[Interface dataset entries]
-*-
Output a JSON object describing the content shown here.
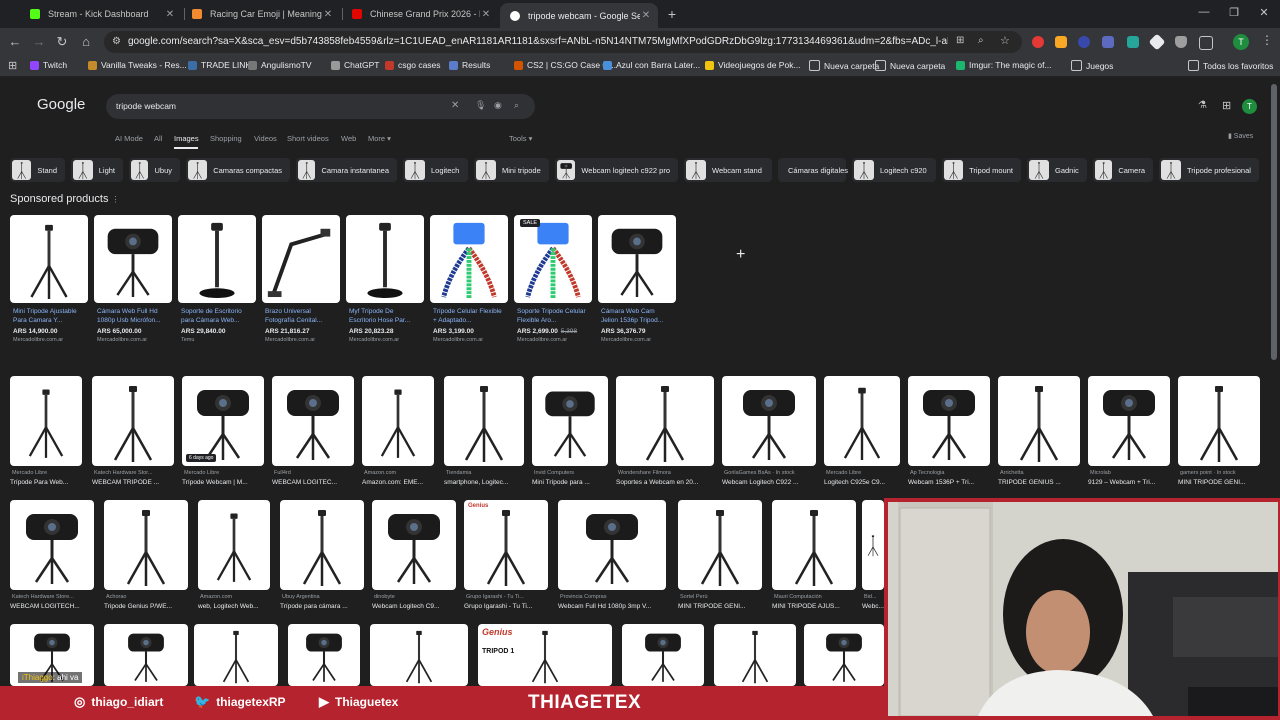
{
  "tabs": [
    {
      "title": "Stream - Kick Dashboard",
      "color": "#53fc18"
    },
    {
      "title": "Racing Car Emoji | Meaning",
      "color": "#f28b30"
    },
    {
      "title": "Chinese Grand Prix 2026 - F1 R",
      "color": "#e10600"
    },
    {
      "title": "tripode webcam - Google Sear",
      "color": "#8ab4f8"
    }
  ],
  "window": {
    "new_tab": "+",
    "minimize": "—",
    "restore": "❐",
    "close": "✕"
  },
  "toolbar": {
    "back": "←",
    "forward": "→",
    "reload": "↻",
    "home": "⌂",
    "url": "google.com/search?sa=X&sca_esv=d5b743858feb4559&rlz=1C1UEAD_enAR1181AR1181&sxsrf=ANbL-n5N14NTM75MgMfXPodGDRzDbG9lzg:1773134469361&udm=2&fbs=ADc_l-aN0CWEZBOHj...",
    "profile": "T"
  },
  "bookmarks": [
    {
      "label": "Twitch",
      "color": "#9146ff"
    },
    {
      "label": "Vanilla Tweaks - Res...",
      "color": "#c48a2b"
    },
    {
      "label": "TRADE LINK",
      "color": "#3a6ea5"
    },
    {
      "label": "AngulismoTV",
      "color": "#777"
    },
    {
      "label": "ChatGPT",
      "color": "#999"
    },
    {
      "label": "csgo cases",
      "color": "#c0392b"
    },
    {
      "label": "Results",
      "color": "#5b7cc9"
    },
    {
      "label": "CS2 | CS:GO Case O...",
      "color": "#d35400"
    },
    {
      "label": "Azul con Barra Later...",
      "color": "#4a90d9"
    },
    {
      "label": "Videojuegos de Pok...",
      "color": "#f1c40f"
    },
    {
      "label": "Nueva carpeta",
      "color": "folder"
    },
    {
      "label": "Nueva carpeta",
      "color": "folder"
    },
    {
      "label": "Imgur: The magic of...",
      "color": "#1bb76e"
    },
    {
      "label": "Juegos",
      "color": "folder"
    }
  ],
  "bookmarks_all": "Todos los favoritos",
  "google": {
    "logo": "Google",
    "query": "tripode webcam",
    "saves": "Saves",
    "avatar": "T",
    "nav": [
      "AI Mode",
      "All",
      "Images",
      "Shopping",
      "Videos",
      "Short videos",
      "Web",
      "More ▾",
      "Tools ▾"
    ],
    "chips": [
      "Stand",
      "Light",
      "Ubuy",
      "Camaras compactas",
      "Camara instantanea",
      "Logitech",
      "Mini tripode",
      "Webcam logitech c922 pro",
      "Webcam stand",
      "Cámaras digitales",
      "Logitech c920",
      "Tripod mount",
      "Gadnic",
      "Camera",
      "Tripode profesional"
    ]
  },
  "sponsored": {
    "title": "Sponsored products",
    "info": "⋮",
    "products": [
      {
        "name": "Mini Tripode Ajustable Para Camara Y...",
        "price": "ARS 14,900.00",
        "store": "Mercadolibre.com.ar",
        "kind": "tripod"
      },
      {
        "name": "Cámara Web Full Hd 1080p Usb Micrófon...",
        "price": "ARS 65,000.00",
        "store": "Mercadolibre.com.ar",
        "kind": "webcam"
      },
      {
        "name": "Soporte de Escritorio para Cámara Web...",
        "price": "ARS 29,840.00",
        "store": "Temu",
        "kind": "stand"
      },
      {
        "name": "Brazo Universal Fotografía Cenital...",
        "price": "ARS 21,816.27",
        "store": "Mercadolibre.com.ar",
        "kind": "arm"
      },
      {
        "name": "Myf Trípode De Escritorio Hose Par...",
        "price": "ARS 20,823.28",
        "store": "Mercadolibre.com.ar",
        "kind": "stand"
      },
      {
        "name": "Trípode Celular Flexible + Adaptado...",
        "price": "ARS 3,199.00",
        "store": "Mercadolibre.com.ar",
        "kind": "flex"
      },
      {
        "name": "Soporte Tripode Celular Flexible Aro...",
        "price": "ARS 2,699.00",
        "old": "5,398",
        "store": "Mercadolibre.com.ar",
        "kind": "flex",
        "badge": "SALE"
      },
      {
        "name": "Cámara Web Cam Jelion 1536p Tripod...",
        "price": "ARS 36,376.79",
        "store": "Mercadolibre.com.ar",
        "kind": "webcam"
      }
    ]
  },
  "row1": [
    {
      "src": "Mercado Libre",
      "cap": "Trípode Para Web..."
    },
    {
      "src": "Katech Hardware Stor...",
      "cap": "WEBCAM TRIPODE ..."
    },
    {
      "src": "Mercado Libre",
      "cap": "Trípode Webcam | M..."
    },
    {
      "src": "Full4rd",
      "cap": "WEBCAM LOGITEC..."
    },
    {
      "src": "Amazon.com",
      "cap": "Amazon.com: EME..."
    },
    {
      "src": "Tiendamia",
      "cap": "smartphone, Logitec..."
    },
    {
      "src": "Invid Computers",
      "cap": "Mini Trípode para ..."
    },
    {
      "src": "Wondershare Filmora",
      "cap": "Soportes a Webcam en 20..."
    },
    {
      "src": "GorilaGames BsAs · In stock",
      "cap": "Webcam Logitech C922 ..."
    },
    {
      "src": "Mercado Libre",
      "cap": "Logitech C925e C9..."
    },
    {
      "src": "Ap Tecnologia",
      "cap": "Webcam 1536P + Tri..."
    },
    {
      "src": "Arrichetta",
      "cap": "TRIPODE GENIUS ..."
    },
    {
      "src": "Microlab",
      "cap": "9129 – Webcam + Tri..."
    },
    {
      "src": "gamers point · In stock",
      "cap": "MINI TRIPODE GENI..."
    }
  ],
  "row1_badge": "6 days ago",
  "row2": [
    {
      "src": "Katech Hardware Store...",
      "cap": "WEBCAM LOGITECH..."
    },
    {
      "src": "Achorao",
      "cap": "Tripode Genius P/WE..."
    },
    {
      "src": "Amazon.com",
      "cap": "web, Logitech Web..."
    },
    {
      "src": "Ubuy Argentina",
      "cap": "Trípode para cámara ..."
    },
    {
      "src": "dinobyte",
      "cap": "Webcam Logitech C9..."
    },
    {
      "src": "Grupo Igarashi - Tu Ti...",
      "cap": "Grupo Igarashi - Tu Ti..."
    },
    {
      "src": "Provincia Compras",
      "cap": "Webcam Full Hd 1080p 3mp V..."
    },
    {
      "src": "Sortel Perú",
      "cap": "MINI TRIPODE GENI..."
    },
    {
      "src": "Mauri Computación",
      "cap": "MINI TRIPODE AJUS..."
    },
    {
      "src": "Bid...",
      "cap": "Webc..."
    }
  ],
  "row3_labels": {
    "genius": "Genius",
    "tripod": "TRIPOD 1"
  },
  "overlay": {
    "chat_user": "iThiaggo",
    "chat_msg": ": ahi va",
    "instagram": "thiago_idiart",
    "twitter": "thiagetexRP",
    "youtube": "Thiaguetex",
    "brand": "THIAGETEX",
    "frame_color": "#b5232e"
  }
}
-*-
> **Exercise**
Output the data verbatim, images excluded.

> **Task result**
Output a JSON object describing the content shown here.
{
  "tabs": [
    {
      "title": "Stream - Kick Dashboard",
      "color": "#53fc18"
    },
    {
      "title": "Racing Car Emoji | Meaning",
      "color": "#f28b30"
    },
    {
      "title": "Chinese Grand Prix 2026 - F1 R",
      "color": "#e10600"
    },
    {
      "title": "tripode webcam - Google Sear",
      "color": "#8ab4f8"
    }
  ],
  "window": {
    "new_tab": "+",
    "minimize": "—",
    "restore": "❐",
    "close": "✕"
  },
  "toolbar": {
    "back": "←",
    "forward": "→",
    "reload": "↻",
    "home": "⌂",
    "url": "google.com/search?sa=X&sca_esv=d5b743858feb4559&rlz=1C1UEAD_enAR1181AR1181&sxsrf=ANbL-n5N14NTM75MgMfXPodGDRzDbG9lzg:1773134469361&udm=2&fbs=ADc_l-aN0CWEZBOHj...",
    "profile": "T"
  },
  "bookmarks": [
    {
      "label": "Twitch",
      "color": "#9146ff"
    },
    {
      "label": "Vanilla Tweaks - Res...",
      "color": "#c48a2b"
    },
    {
      "label": "TRADE LINK",
      "color": "#3a6ea5"
    },
    {
      "label": "AngulismoTV",
      "color": "#777"
    },
    {
      "label": "ChatGPT",
      "color": "#999"
    },
    {
      "label": "csgo cases",
      "color": "#c0392b"
    },
    {
      "label": "Results",
      "color": "#5b7cc9"
    },
    {
      "label": "CS2 | CS:GO Case O...",
      "color": "#d35400"
    },
    {
      "label": "Azul con Barra Later...",
      "color": "#4a90d9"
    },
    {
      "label": "Videojuegos de Pok...",
      "color": "#f1c40f"
    },
    {
      "label": "Nueva carpeta",
      "color": "folder"
    },
    {
      "label": "Nueva carpeta",
      "color": "folder"
    },
    {
      "label": "Imgur: The magic of...",
      "color": "#1bb76e"
    },
    {
      "label": "Juegos",
      "color": "folder"
    }
  ],
  "bookmarks_all": "Todos los favoritos",
  "google": {
    "logo": "Google",
    "query": "tripode webcam",
    "saves": "Saves",
    "avatar": "T",
    "nav": [
      "AI Mode",
      "All",
      "Images",
      "Shopping",
      "Videos",
      "Short videos",
      "Web",
      "More ▾",
      "Tools ▾"
    ],
    "chips": [
      "Stand",
      "Light",
      "Ubuy",
      "Camaras compactas",
      "Camara instantanea",
      "Logitech",
      "Mini tripode",
      "Webcam logitech c922 pro",
      "Webcam stand",
      "Cámaras digitales",
      "Logitech c920",
      "Tripod mount",
      "Gadnic",
      "Camera",
      "Tripode profesional"
    ]
  },
  "sponsored": {
    "title": "Sponsored products",
    "info": "⋮",
    "products": [
      {
        "name": "Mini Tripode Ajustable Para Camara Y...",
        "price": "ARS 14,900.00",
        "store": "Mercadolibre.com.ar",
        "kind": "tripod"
      },
      {
        "name": "Cámara Web Full Hd 1080p Usb Micrófon...",
        "price": "ARS 65,000.00",
        "store": "Mercadolibre.com.ar",
        "kind": "webcam"
      },
      {
        "name": "Soporte de Escritorio para Cámara Web...",
        "price": "ARS 29,840.00",
        "store": "Temu",
        "kind": "stand"
      },
      {
        "name": "Brazo Universal Fotografía Cenital...",
        "price": "ARS 21,816.27",
        "store": "Mercadolibre.com.ar",
        "kind": "arm"
      },
      {
        "name": "Myf Trípode De Escritorio Hose Par...",
        "price": "ARS 20,823.28",
        "store": "Mercadolibre.com.ar",
        "kind": "stand"
      },
      {
        "name": "Trípode Celular Flexible + Adaptado...",
        "price": "ARS 3,199.00",
        "store": "Mercadolibre.com.ar",
        "kind": "flex"
      },
      {
        "name": "Soporte Tripode Celular Flexible Aro...",
        "price": "ARS 2,699.00",
        "old": "5,398",
        "store": "Mercadolibre.com.ar",
        "kind": "flex",
        "badge": "SALE"
      },
      {
        "name": "Cámara Web Cam Jelion 1536p Tripod...",
        "price": "ARS 36,376.79",
        "store": "Mercadolibre.com.ar",
        "kind": "webcam"
      }
    ]
  },
  "row1": [
    {
      "src": "Mercado Libre",
      "cap": "Trípode Para Web..."
    },
    {
      "src": "Katech Hardware Stor...",
      "cap": "WEBCAM TRIPODE ..."
    },
    {
      "src": "Mercado Libre",
      "cap": "Trípode Webcam | M..."
    },
    {
      "src": "Full4rd",
      "cap": "WEBCAM LOGITEC..."
    },
    {
      "src": "Amazon.com",
      "cap": "Amazon.com: EME..."
    },
    {
      "src": "Tiendamia",
      "cap": "smartphone, Logitec..."
    },
    {
      "src": "Invid Computers",
      "cap": "Mini Trípode para ..."
    },
    {
      "src": "Wondershare Filmora",
      "cap": "Soportes a Webcam en 20..."
    },
    {
      "src": "GorilaGames BsAs · In stock",
      "cap": "Webcam Logitech C922 ..."
    },
    {
      "src": "Mercado Libre",
      "cap": "Logitech C925e C9..."
    },
    {
      "src": "Ap Tecnologia",
      "cap": "Webcam 1536P + Tri..."
    },
    {
      "src": "Arrichetta",
      "cap": "TRIPODE GENIUS ..."
    },
    {
      "src": "Microlab",
      "cap": "9129 – Webcam + Tri..."
    },
    {
      "src": "gamers point · In stock",
      "cap": "MINI TRIPODE GENI..."
    }
  ],
  "row1_badge": "6 days ago",
  "row2": [
    {
      "src": "Katech Hardware Store...",
      "cap": "WEBCAM LOGITECH..."
    },
    {
      "src": "Achorao",
      "cap": "Tripode Genius P/WE..."
    },
    {
      "src": "Amazon.com",
      "cap": "web, Logitech Web..."
    },
    {
      "src": "Ubuy Argentina",
      "cap": "Trípode para cámara ..."
    },
    {
      "src": "dinobyte",
      "cap": "Webcam Logitech C9..."
    },
    {
      "src": "Grupo Igarashi - Tu Ti...",
      "cap": "Grupo Igarashi - Tu Ti..."
    },
    {
      "src": "Provincia Compras",
      "cap": "Webcam Full Hd 1080p 3mp V..."
    },
    {
      "src": "Sortel Perú",
      "cap": "MINI TRIPODE GENI..."
    },
    {
      "src": "Mauri Computación",
      "cap": "MINI TRIPODE AJUS..."
    },
    {
      "src": "Bid...",
      "cap": "Webc..."
    }
  ],
  "row3_labels": {
    "genius": "Genius",
    "tripod": "TRIPOD 1"
  },
  "overlay": {
    "chat_user": "iThiaggo",
    "chat_msg": ": ahi va",
    "instagram": "thiago_idiart",
    "twitter": "thiagetexRP",
    "youtube": "Thiaguetex",
    "brand": "THIAGETEX",
    "frame_color": "#b5232e"
  }
}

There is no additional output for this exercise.